The shift toward the electrification of everything is "going to be profound" for the utility industry.
That's according to Mike Howard, president and CEO of the Electric Power Research Institute, which is holding its first-ever international electrification conference this week in California.
“The value of electricity is more important today than it’s ever been. The value of electricity, even 10 years from now, and what it does to help all of us, is going to be profound," he said, opening the event.
How do you know when a popular idea has taken root in the utility industry? Throngs of energy wonks.
The conference is bringing together 1,800 people from utilities, tech companies, regulatory agencies and NGOs to talk about electrification.
And utility execs are enthusiastically embracing the electrification vision.
“This is the right time for us to come together and figure out how to respond to this crucial moment in the history of our industry and of society in general,” said Pedro Pizarro, president and CEO, Edison International, the parent company of the electric utility Southern California Edison, in a keynote address.
“The benefits to customers from electrification are obvious: less money spent on fuel for their cars and homes, and cleaner air for everyone," said Pizarro.
"We are seeing transformative trends that are all converging — climate change, air quality, the transportation revolution, the accelerating process of digitization and automation," he said.
National electrification assessment
The electrification conference builds upon EPRI’s work to promote what it calls “efficient electrification.” In April, EPRI released its first U.S. National Electrification Assessment.
Edison’s Pizarro, who also sits on EPRI’s board, said “this was the first comprehensive effort at EPRI to really get to understand the potential for customer adoption of electric technologies and all the benefits they bring.”
“Some folks might argue that increasing electricity use conflicts with the goals of energy efficiency,” he said. “But not if it is efficient electrification.”
The study considered four scenarios of technology adoption and climate policy — ranging from so-called “conservative” to “transformation.”
The report found, said Pizarro, “that economy-wide electrification leads to a reduction in energy consumption overall.

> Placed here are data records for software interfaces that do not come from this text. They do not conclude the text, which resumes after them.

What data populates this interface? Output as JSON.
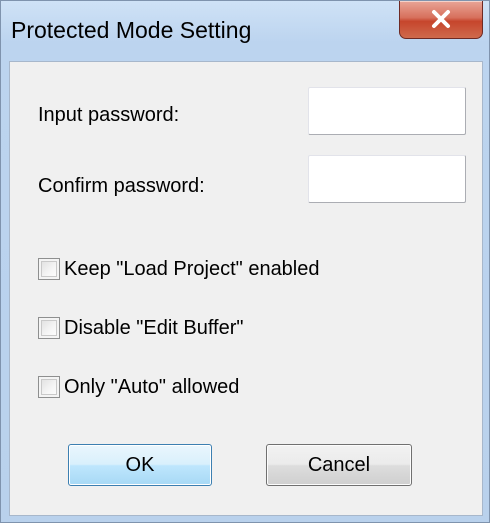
{
  "window": {
    "title": "Protected Mode Setting",
    "close_icon": "close-x-icon"
  },
  "form": {
    "input_password_label": "Input password:",
    "input_password_value": "",
    "confirm_password_label": "Confirm password:",
    "confirm_password_value": ""
  },
  "options": [
    {
      "label": "Keep \"Load Project\" enabled",
      "checked": false
    },
    {
      "label": "Disable \"Edit Buffer\"",
      "checked": false
    },
    {
      "label": "Only \"Auto\" allowed",
      "checked": false
    }
  ],
  "buttons": {
    "ok_label": "OK",
    "cancel_label": "Cancel"
  },
  "colors": {
    "frame": "#b9d1ec",
    "client": "#f0f0f0",
    "close_button": "#c6452c",
    "ok_border": "#3c7fb1"
  }
}
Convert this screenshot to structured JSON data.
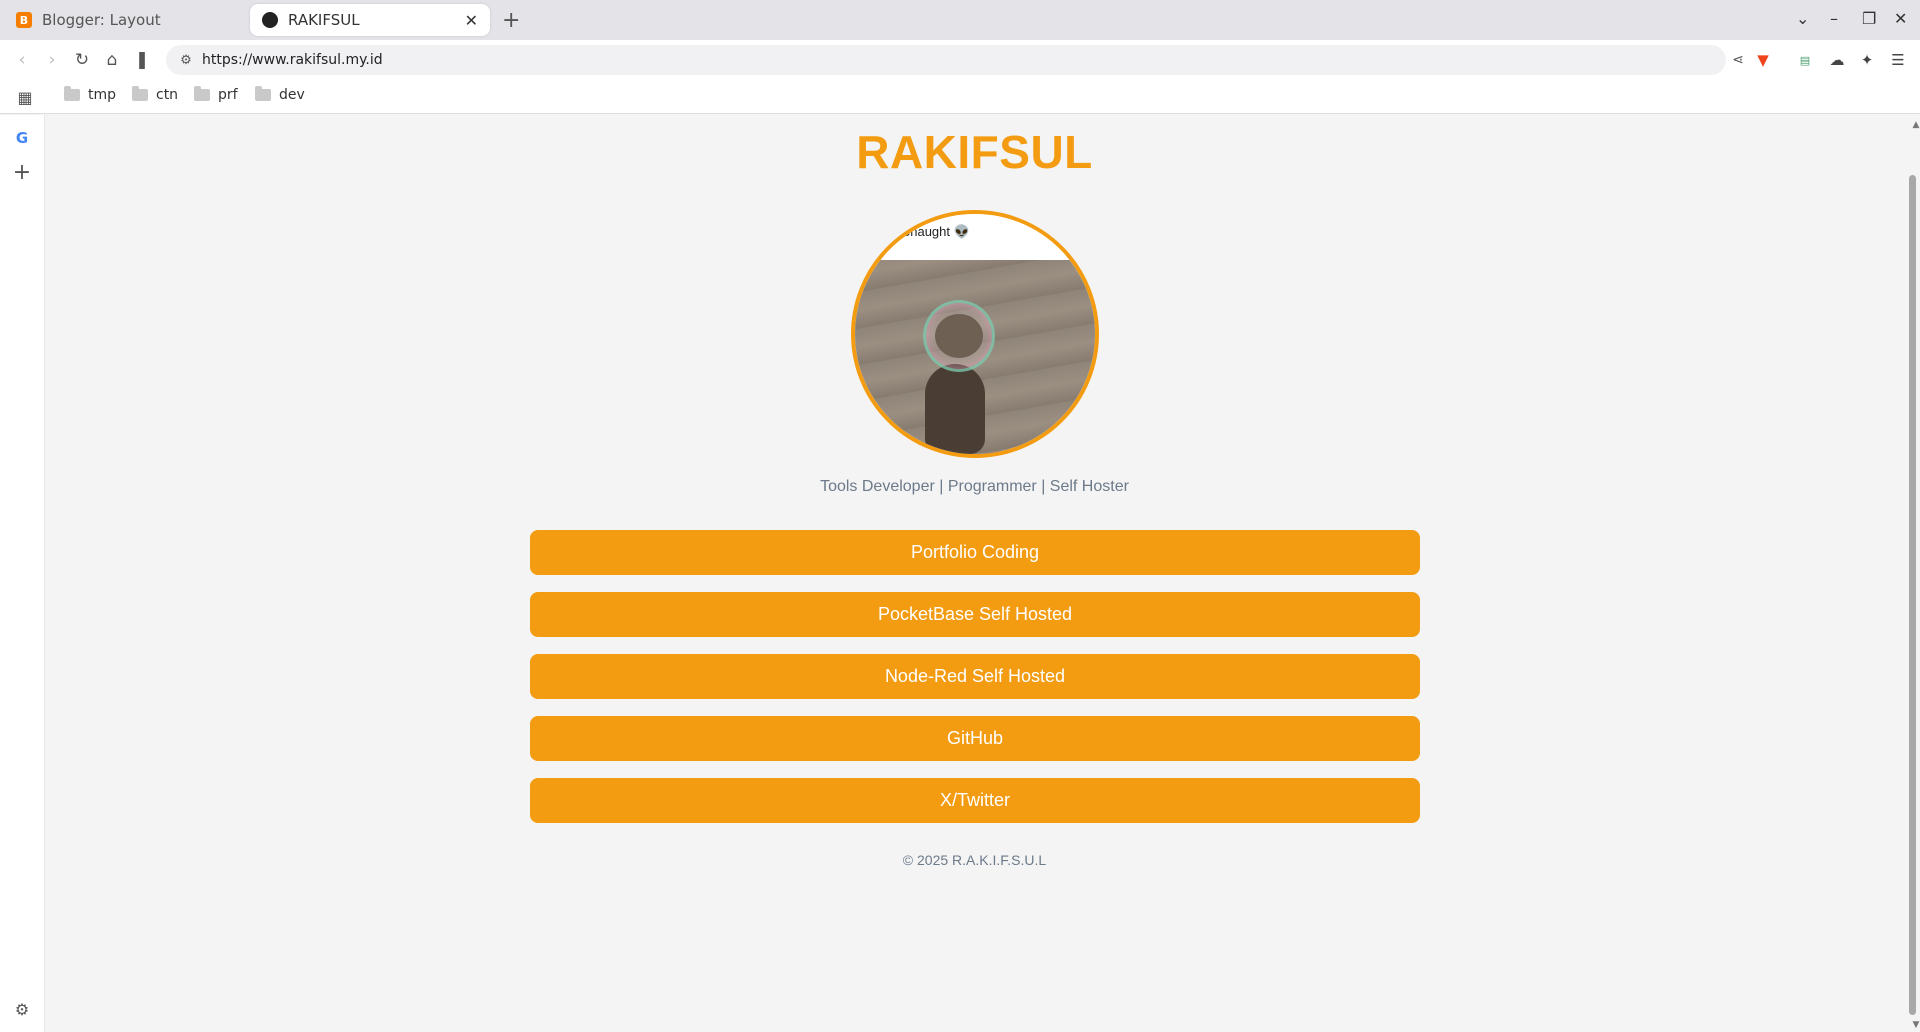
{
  "browser": {
    "tabs": [
      {
        "title": "Blogger: Layout",
        "active": false,
        "favicon": "blogger-icon"
      },
      {
        "title": "RAKIFSUL",
        "active": true,
        "favicon": "site-icon"
      }
    ],
    "url": "https://www.rakifsul.my.id",
    "bookmarks": [
      {
        "label": "tmp"
      },
      {
        "label": "ctn"
      },
      {
        "label": "prf"
      },
      {
        "label": "dev"
      }
    ],
    "accent_color": "#f39c12"
  },
  "page": {
    "title": "RAKIFSUL",
    "avatar_caption": "onaught 👽",
    "tagline": "Tools Developer | Programmer | Self Hoster",
    "links": [
      {
        "label": "Portfolio Coding"
      },
      {
        "label": "PocketBase Self Hosted"
      },
      {
        "label": "Node-Red Self Hosted"
      },
      {
        "label": "GitHub"
      },
      {
        "label": "X/Twitter"
      }
    ],
    "footer": "© 2025 R.A.K.I.F.S.U.L"
  }
}
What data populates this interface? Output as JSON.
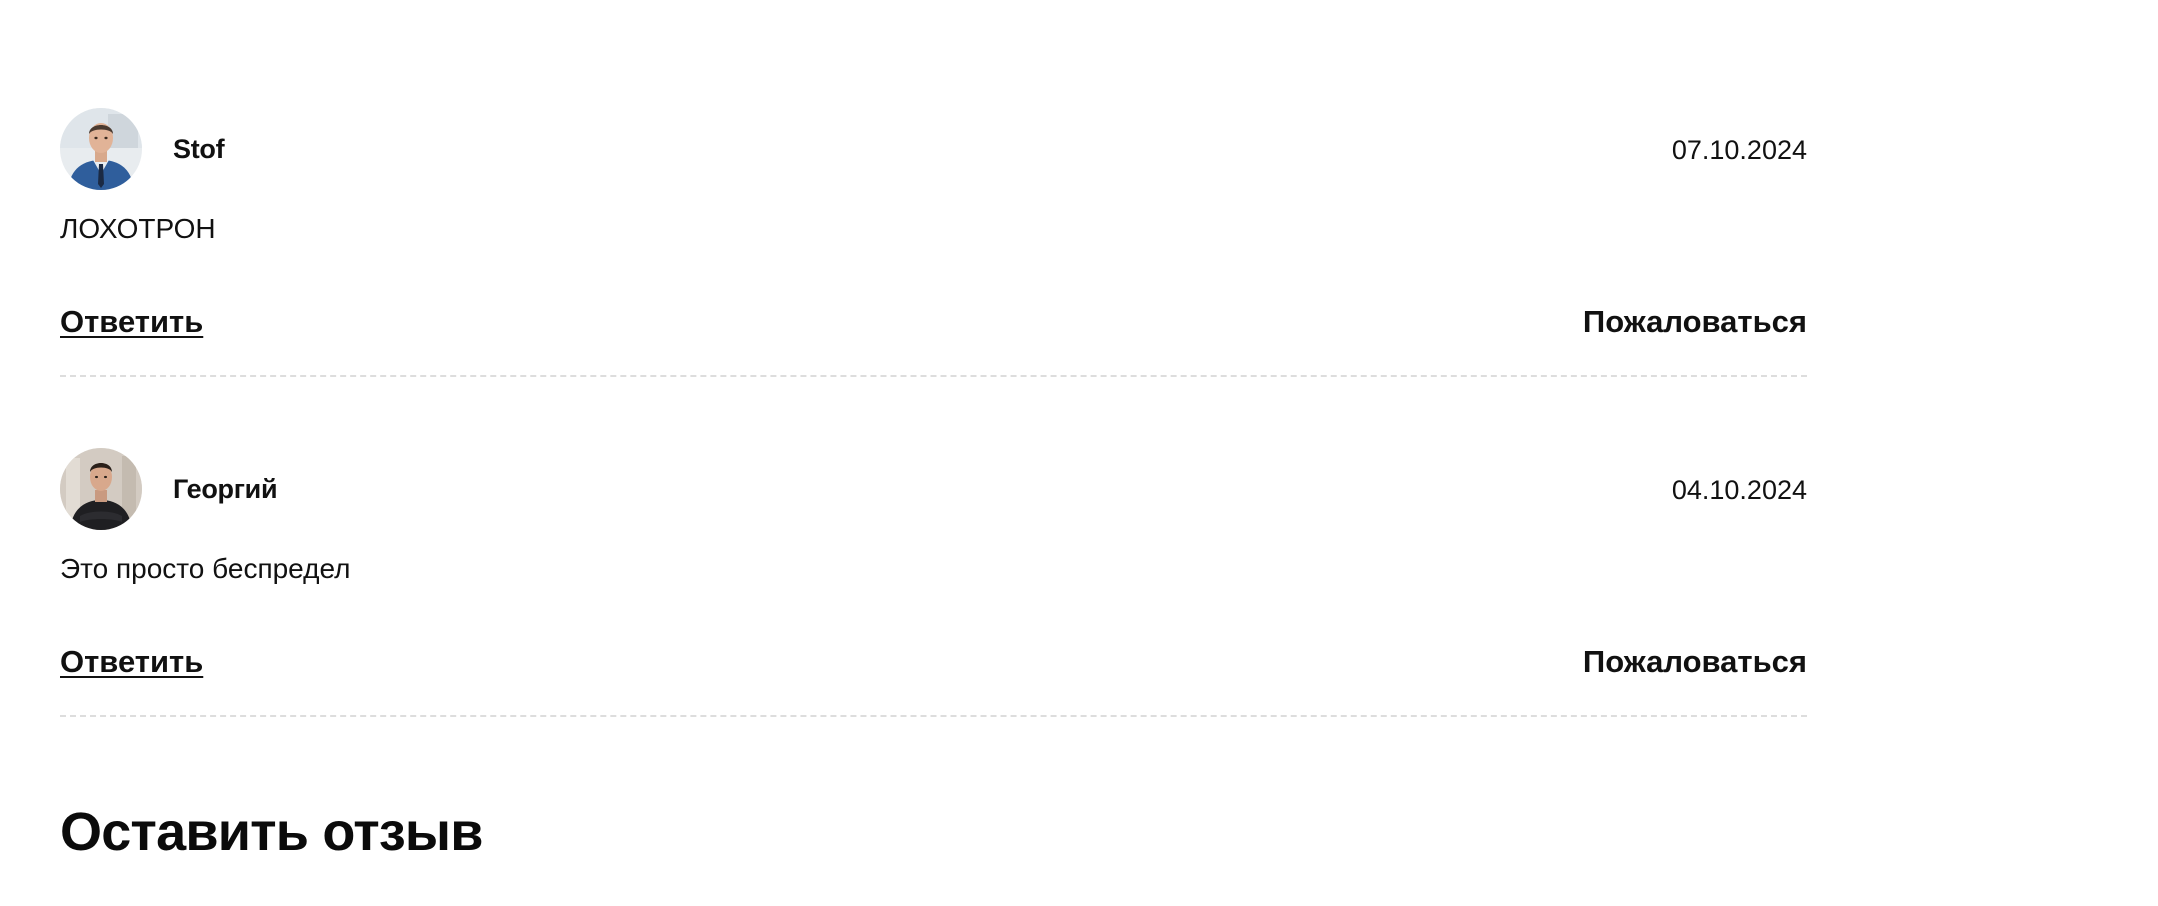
{
  "reviews": [
    {
      "author": "Stof",
      "date": "07.10.2024",
      "text": "ЛОХОТРОН",
      "reply_label": "Ответить",
      "complain_label": "Пожаловаться",
      "avatar_icon": "user-photo-avatar"
    },
    {
      "author": "Георгий",
      "date": "04.10.2024",
      "text": "Это просто беспредел",
      "reply_label": "Ответить",
      "complain_label": "Пожаловаться",
      "avatar_icon": "user-photo-avatar"
    }
  ],
  "leave_review": {
    "title": "Оставить отзыв"
  },
  "colors": {
    "text": "#111111",
    "divider": "#dddddd",
    "background": "#ffffff"
  }
}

It spurs steady growth in electric load, and it reduces greenhouse gas emissions — even in scenarios with no changes in climate policy.”
In the most ambitious scenario, the assessment projected a reduction in total final energy consumption of as much as 32 percent, and economy-wide reductions in greenhouse gas emissions of up to 67 percent, in the United States by 2050.
It’s all about the customer
For the utility executives on the opening plenary panel, the shift to electrification is all about the customer.
“Our role as a utility is to be an advocate for customers,” said Terry Bassham, president and CEO of Evergy, Inc. Listening to customers is taking Evergy in a new direction.
Bassham said the role of call centers is waning, as more customers pay bills or make inquiries online.
“But we’re finding that for those customers who do need to talk to someone, and are confused about their bill, or want to talk about energy products — we need to have that conversation,” he said. “They, more than ever, need a place to go.”
“It’s a little reverse of what we’ve done in many industries from a customer perspective, but we think it’s a great opportunity to meet customers on a very personal level,” he added.
In May, Evergy opened its first brick-and-mortar “Connect Center,” in downtown Kansas City, Missouri, where residential and business customers can make payments, resolve bill inquiries, or create an account. Customers can also get a firsthand look at an electric vehicle and charging station and learn more about energy-saving technologies such as smart thermostats or home energy management systems.
CPS Energy’s president and CEO Paula Gold-Williams’ advice for her fellow utility executives? “Listen more than you talk. Engage with people in dialogue.”
“Ten years ago,” she went on, “I used to talk to people about what the energy business was and electricity, and nobody had any interest at all. But now, we have an opportunity to engage people in conversation about really interesting things that [we] are enabling, and energy makes a difference.”
“Our customers want choices. And we’re starting to see more and more of them make the choice to go electric,” said Edison’s Pizarro.